Vif's open-faced sandwiches, or tartines, are similarly compelling. The one topped with avocado ($6) is exquisitely done: a generous amount of buttery avocado spread on thick Columbia City Bakery toast, topped with a deep-purple sauerkraut that's fermented in house, adding a pleasantly sour and crunchy component. For two extra dollars, you can get it with a perfectly fried egg, whose liquid-gold yolk forms a rich sauce and makes the dish a colorful feast for the eyes.
The tuna salad tartine ($8)—which is heavy on the tuna, but otherwise light and bright—is served on earthy, crusty rye bread from Sea Wolf Bakers. What's most striking, however, are the big flakes of sea salt: a generous scattering that enhances the flavor of each bite. If the weather permits, eat it outside on Vif's patio, where the sun makes the salt flakes sparkle and everything in the world seems like a small miracle.
Savory yogurt ($9), while humble, was something of a revelation.
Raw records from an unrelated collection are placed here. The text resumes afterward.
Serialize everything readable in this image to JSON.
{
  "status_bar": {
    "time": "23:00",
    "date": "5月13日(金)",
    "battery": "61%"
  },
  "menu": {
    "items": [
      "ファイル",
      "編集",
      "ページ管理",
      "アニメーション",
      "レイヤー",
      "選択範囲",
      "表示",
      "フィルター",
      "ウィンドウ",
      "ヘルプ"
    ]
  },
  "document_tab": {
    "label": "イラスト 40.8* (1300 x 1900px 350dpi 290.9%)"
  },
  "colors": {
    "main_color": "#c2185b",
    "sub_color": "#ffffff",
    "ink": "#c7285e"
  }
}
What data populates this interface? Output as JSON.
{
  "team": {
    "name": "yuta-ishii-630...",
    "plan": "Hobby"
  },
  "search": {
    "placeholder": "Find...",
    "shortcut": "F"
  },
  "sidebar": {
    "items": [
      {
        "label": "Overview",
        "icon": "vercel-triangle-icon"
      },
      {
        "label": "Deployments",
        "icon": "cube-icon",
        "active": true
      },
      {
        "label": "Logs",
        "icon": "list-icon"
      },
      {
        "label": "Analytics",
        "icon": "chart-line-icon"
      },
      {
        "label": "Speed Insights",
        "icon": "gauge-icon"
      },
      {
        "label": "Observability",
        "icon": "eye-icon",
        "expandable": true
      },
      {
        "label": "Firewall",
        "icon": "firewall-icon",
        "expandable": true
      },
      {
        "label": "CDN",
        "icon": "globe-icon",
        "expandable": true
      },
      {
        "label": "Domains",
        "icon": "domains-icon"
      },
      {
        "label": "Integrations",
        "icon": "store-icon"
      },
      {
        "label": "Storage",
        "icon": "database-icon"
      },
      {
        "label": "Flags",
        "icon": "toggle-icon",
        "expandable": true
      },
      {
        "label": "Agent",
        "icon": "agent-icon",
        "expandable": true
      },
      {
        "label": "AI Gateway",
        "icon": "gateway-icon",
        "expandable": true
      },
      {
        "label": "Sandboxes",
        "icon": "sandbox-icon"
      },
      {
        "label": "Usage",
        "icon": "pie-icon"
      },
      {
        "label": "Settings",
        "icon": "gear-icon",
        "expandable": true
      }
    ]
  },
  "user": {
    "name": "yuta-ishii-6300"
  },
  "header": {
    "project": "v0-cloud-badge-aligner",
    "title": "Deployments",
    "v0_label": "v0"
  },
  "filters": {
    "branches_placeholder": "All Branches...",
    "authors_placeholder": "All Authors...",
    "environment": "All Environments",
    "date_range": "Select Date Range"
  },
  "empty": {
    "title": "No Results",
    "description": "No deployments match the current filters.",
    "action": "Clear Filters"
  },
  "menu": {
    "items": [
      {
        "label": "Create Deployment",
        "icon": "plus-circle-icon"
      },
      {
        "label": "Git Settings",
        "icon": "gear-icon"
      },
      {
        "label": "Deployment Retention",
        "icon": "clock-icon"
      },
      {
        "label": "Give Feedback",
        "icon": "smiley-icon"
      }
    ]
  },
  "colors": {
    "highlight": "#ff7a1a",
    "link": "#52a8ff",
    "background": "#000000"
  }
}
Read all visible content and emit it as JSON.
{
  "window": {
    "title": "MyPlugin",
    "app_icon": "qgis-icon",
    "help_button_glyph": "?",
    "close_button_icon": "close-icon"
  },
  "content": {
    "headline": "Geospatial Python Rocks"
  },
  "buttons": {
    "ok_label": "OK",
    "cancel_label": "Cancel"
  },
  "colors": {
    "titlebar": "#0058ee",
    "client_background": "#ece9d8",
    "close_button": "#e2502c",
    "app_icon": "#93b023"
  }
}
While I regularly make savory sauces and spreads from yogurt at home, it never occurred to me to make an afternoon meal out of it, the way I do with fruit, honey, and nuts in the morning. Vif's house-made yogurt is delectably thicker and more tart than most, and it makes a wonderful base for a bowl that holds lacinato kale, shredded raw beets, pomegranate seeds, and crispy grains of brown rice. Fragrant dukkah—an Egyptian mix of nuts, seeds, and spices such as hazelnuts, coriander, cumin, and sesame—also adds crunch, as well as a wonderful flavor that makes your tongue buzz a bit.
As a neighborhood spot, Vif has developed a devout following. "We ask our regulars to let us know if they're going on vacation, so we don't worry that something bad has happened if we don't see them every day," says Mead. And for a long time, those regulars have been asking for more food and more hours. (During the week, Vif is open Tuesday through Friday until 7 p.m., and closes earlier on the weekends.)
So earlier this month, Feldman and Mead debuted Wine Bar Weekend, with dinner service and an expanded menu of heartier dishes. It was successful enough that they're planning two more in November and December, and if all goes well, says Mead, they'll do it on a regular basis, possibly monthly or weekly.
Mead recalls something a restaurateur friend once told them: "When you open your place, you have an idea of what it will be. But then you invite the public in, and that interaction changes what you become."
While Feldman and Mead are listening to their customers, the conversation goes both ways. The owners are still very dedicated to their wine shop.
"It's really hard to establish a brick-and-mortar wine shop," says Mead. "Right now, our other streams of revenue support the wine shop, which is highly specific to natural wines. Not only are we doing a model that's really unique, but a model that focuses on a style of wine that is very unique."
"Natural" is term used to describe wines made with grapes harvested by hand, fermented with yeast native to the growing region, and free of any flavor or color enhancers. Because grape harvests are different each year, each natural wine is unique. Or as Mead puts it in a tag on a bottle of white wine: "This Bourgogne Blanc has some really good fruit in it and they don't make much. It's a little unicorny."
Both owners knew that a major component of getting their natural-wine business off the ground would be education. To that end, they offer wines by the glass, with options that change daily. It's a smart way to get people to try new wines.
As customers have grown to trust their taste, Mead and Feldman have begun to buy more and more wine. Mead says retail wine sales have grown significantly in the last six months.
If things continue this way, hours might extend, staff may grow, and Vif can continue to evolve.
"Both Lauren and I are pretty humble people, but we knew we were making something special. Our intention was to bring something new to Seattle," Mead says. "And we did."